→ **SUPPLIED MATERIAL**

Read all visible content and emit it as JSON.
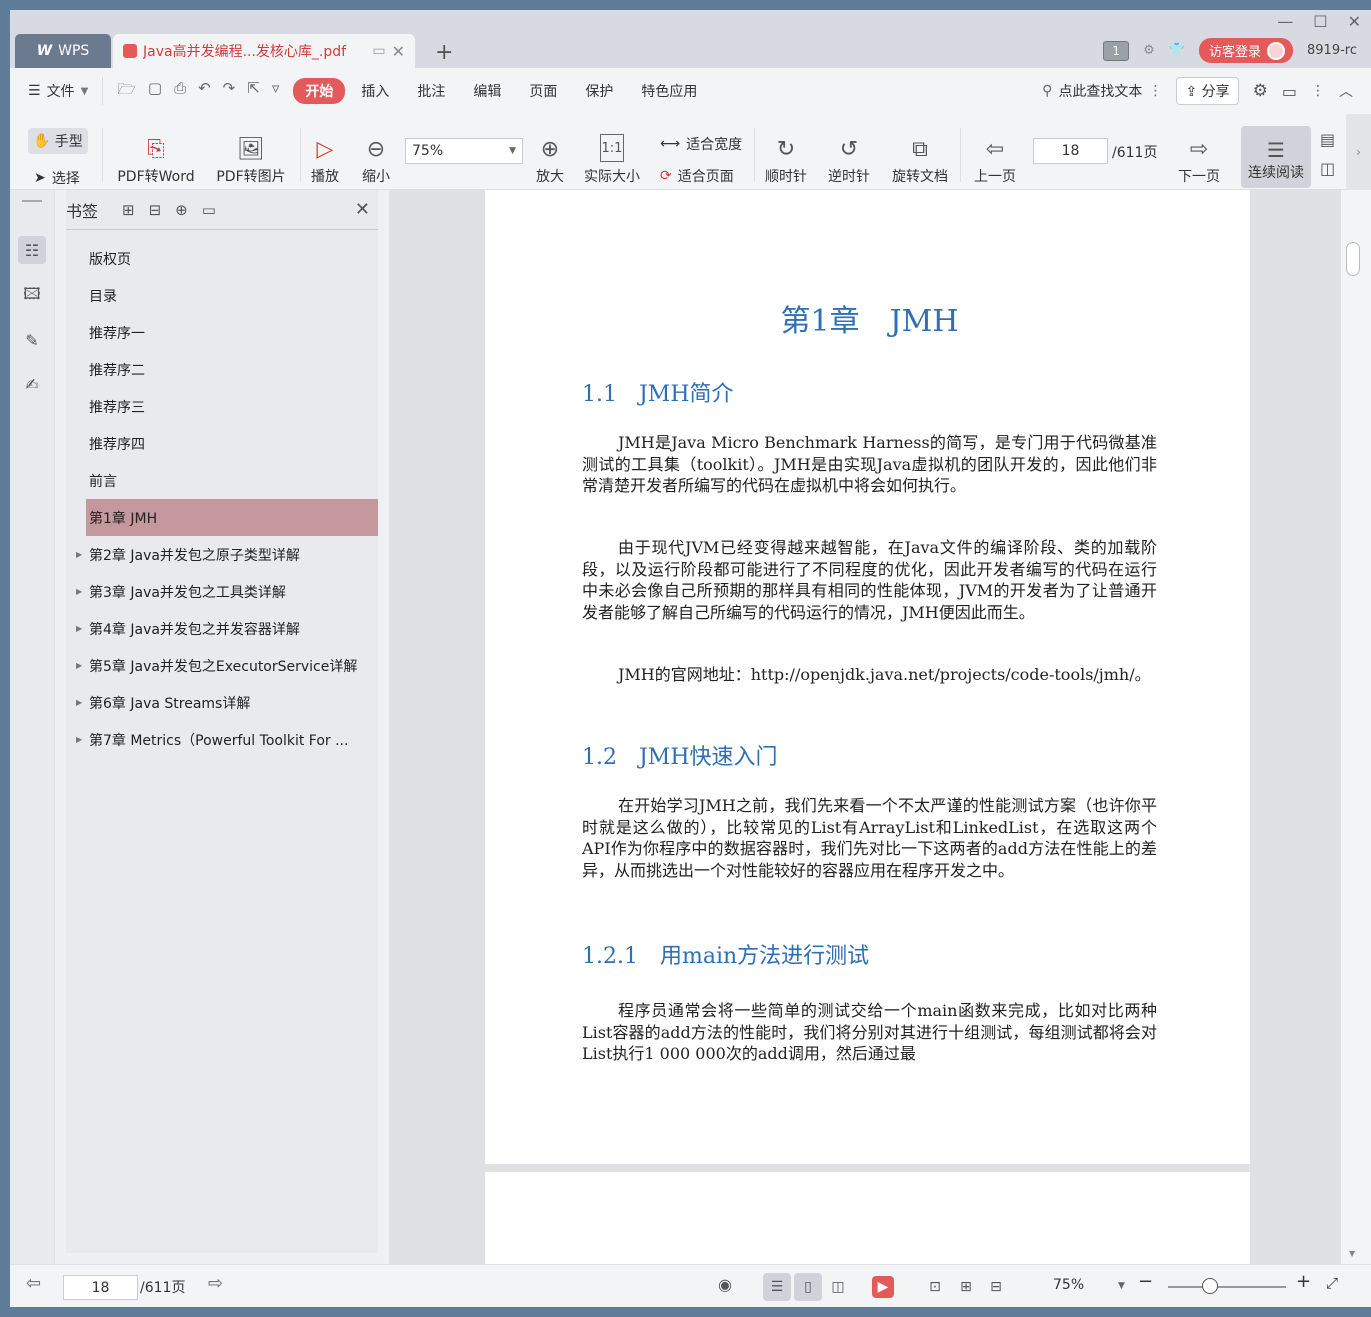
{
  "titlebar": {
    "app_tab": "WPS",
    "doc_tab": "Java高并发编程...发核心库_.pdf",
    "badge": "1",
    "login": "访客登录",
    "user": "8919-rc"
  },
  "menubar": {
    "file": "文件",
    "items": [
      "开始",
      "插入",
      "批注",
      "编辑",
      "页面",
      "保护",
      "特色应用"
    ],
    "search": "点此查找文本",
    "share": "分享"
  },
  "toolbar": {
    "hand": "手型",
    "select": "选择",
    "pdf_word": "PDF转Word",
    "pdf_image": "PDF转图片",
    "play": "播放",
    "zoom_out": "缩小",
    "zoom_value": "75%",
    "zoom_in": "放大",
    "actual_size": "实际大小",
    "fit_width": "适合宽度",
    "fit_page": "适合页面",
    "clockwise": "顺时针",
    "counter_clockwise": "逆时针",
    "rotate_doc": "旋转文档",
    "prev_page": "上一页",
    "page_num": "18",
    "page_total": "/611页",
    "next_page": "下一页",
    "continuous": "连续阅读"
  },
  "bookmarks": {
    "title": "书签",
    "items": [
      {
        "label": "版权页"
      },
      {
        "label": "目录"
      },
      {
        "label": "推荐序一"
      },
      {
        "label": "推荐序二"
      },
      {
        "label": "推荐序三"
      },
      {
        "label": "推荐序四"
      },
      {
        "label": "前言"
      },
      {
        "label": "第1章 JMH"
      },
      {
        "label": "第2章 Java并发包之原子类型详解"
      },
      {
        "label": "第3章 Java并发包之工具类详解"
      },
      {
        "label": "第4章 Java并发包之并发容器详解"
      },
      {
        "label": "第5章 Java并发包之ExecutorService详解"
      },
      {
        "label": "第6章 Java Streams详解"
      },
      {
        "label": "第7章 Metrics（Powerful Toolkit For ..."
      }
    ]
  },
  "document": {
    "chapter": "第1章　JMH",
    "s1": "1.1　JMH简介",
    "p1": "JMH是Java Micro Benchmark Harness的简写，是专门用于代码微基准测试的工具集（toolkit）。JMH是由实现Java虚拟机的团队开发的，因此他们非常清楚开发者所编写的代码在虚拟机中将会如何执行。",
    "p2": "由于现代JVM已经变得越来越智能，在Java文件的编译阶段、类的加载阶段，以及运行阶段都可能进行了不同程度的优化，因此开发者编写的代码在运行中未必会像自己所预期的那样具有相同的性能体现，JVM的开发者为了让普通开发者能够了解自己所编写的代码运行的情况，JMH便因此而生。",
    "p3": "JMH的官网地址：http://openjdk.java.net/projects/code-tools/jmh/。",
    "s2": "1.2　JMH快速入门",
    "p4": "在开始学习JMH之前，我们先来看一个不太严谨的性能测试方案（也许你平时就是这么做的），比较常见的List有ArrayList和LinkedList，在选取这两个API作为你程序中的数据容器时，我们先对比一下这两者的add方法在性能上的差异，从而挑选出一个对性能较好的容器应用在程序开发之中。",
    "s3": "1.2.1　用main方法进行测试",
    "p5": "程序员通常会将一些简单的测试交给一个main函数来完成，比如对比两种List容器的add方法的性能时，我们将分别对其进行十组测试，每组测试都将会对List执行1 000 000次的add调用，然后通过最"
  },
  "statusbar": {
    "page_num": "18",
    "page_total": "/611页",
    "zoom": "75%"
  }
}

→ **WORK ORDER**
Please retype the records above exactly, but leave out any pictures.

→ **YOUR RESPONSE**
Read all visible content and emit it as JSON.
{
  "titlebar": {
    "app_tab": "WPS",
    "doc_tab": "Java高并发编程...发核心库_.pdf",
    "badge": "1",
    "login": "访客登录",
    "user": "8919-rc"
  },
  "menubar": {
    "file": "文件",
    "items": [
      "开始",
      "插入",
      "批注",
      "编辑",
      "页面",
      "保护",
      "特色应用"
    ],
    "search": "点此查找文本",
    "share": "分享"
  },
  "toolbar": {
    "hand": "手型",
    "select": "选择",
    "pdf_word": "PDF转Word",
    "pdf_image": "PDF转图片",
    "play": "播放",
    "zoom_out": "缩小",
    "zoom_value": "75%",
    "zoom_in": "放大",
    "actual_size": "实际大小",
    "fit_width": "适合宽度",
    "fit_page": "适合页面",
    "clockwise": "顺时针",
    "counter_clockwise": "逆时针",
    "rotate_doc": "旋转文档",
    "prev_page": "上一页",
    "page_num": "18",
    "page_total": "/611页",
    "next_page": "下一页",
    "continuous": "连续阅读"
  },
  "bookmarks": {
    "title": "书签",
    "items": [
      {
        "label": "版权页"
      },
      {
        "label": "目录"
      },
      {
        "label": "推荐序一"
      },
      {
        "label": "推荐序二"
      },
      {
        "label": "推荐序三"
      },
      {
        "label": "推荐序四"
      },
      {
        "label": "前言"
      },
      {
        "label": "第1章 JMH"
      },
      {
        "label": "第2章 Java并发包之原子类型详解"
      },
      {
        "label": "第3章 Java并发包之工具类详解"
      },
      {
        "label": "第4章 Java并发包之并发容器详解"
      },
      {
        "label": "第5章 Java并发包之ExecutorService详解"
      },
      {
        "label": "第6章 Java Streams详解"
      },
      {
        "label": "第7章 Metrics（Powerful Toolkit For ..."
      }
    ]
  },
  "document": {
    "chapter": "第1章　JMH",
    "s1": "1.1　JMH简介",
    "p1": "JMH是Java Micro Benchmark Harness的简写，是专门用于代码微基准测试的工具集（toolkit）。JMH是由实现Java虚拟机的团队开发的，因此他们非常清楚开发者所编写的代码在虚拟机中将会如何执行。",
    "p2": "由于现代JVM已经变得越来越智能，在Java文件的编译阶段、类的加载阶段，以及运行阶段都可能进行了不同程度的优化，因此开发者编写的代码在运行中未必会像自己所预期的那样具有相同的性能体现，JVM的开发者为了让普通开发者能够了解自己所编写的代码运行的情况，JMH便因此而生。",
    "p3": "JMH的官网地址：http://openjdk.java.net/projects/code-tools/jmh/。",
    "s2": "1.2　JMH快速入门",
    "p4": "在开始学习JMH之前，我们先来看一个不太严谨的性能测试方案（也许你平时就是这么做的），比较常见的List有ArrayList和LinkedList，在选取这两个API作为你程序中的数据容器时，我们先对比一下这两者的add方法在性能上的差异，从而挑选出一个对性能较好的容器应用在程序开发之中。",
    "s3": "1.2.1　用main方法进行测试",
    "p5": "程序员通常会将一些简单的测试交给一个main函数来完成，比如对比两种List容器的add方法的性能时，我们将分别对其进行十组测试，每组测试都将会对List执行1 000 000次的add调用，然后通过最"
  },
  "statusbar": {
    "page_num": "18",
    "page_total": "/611页",
    "zoom": "75%"
  }
}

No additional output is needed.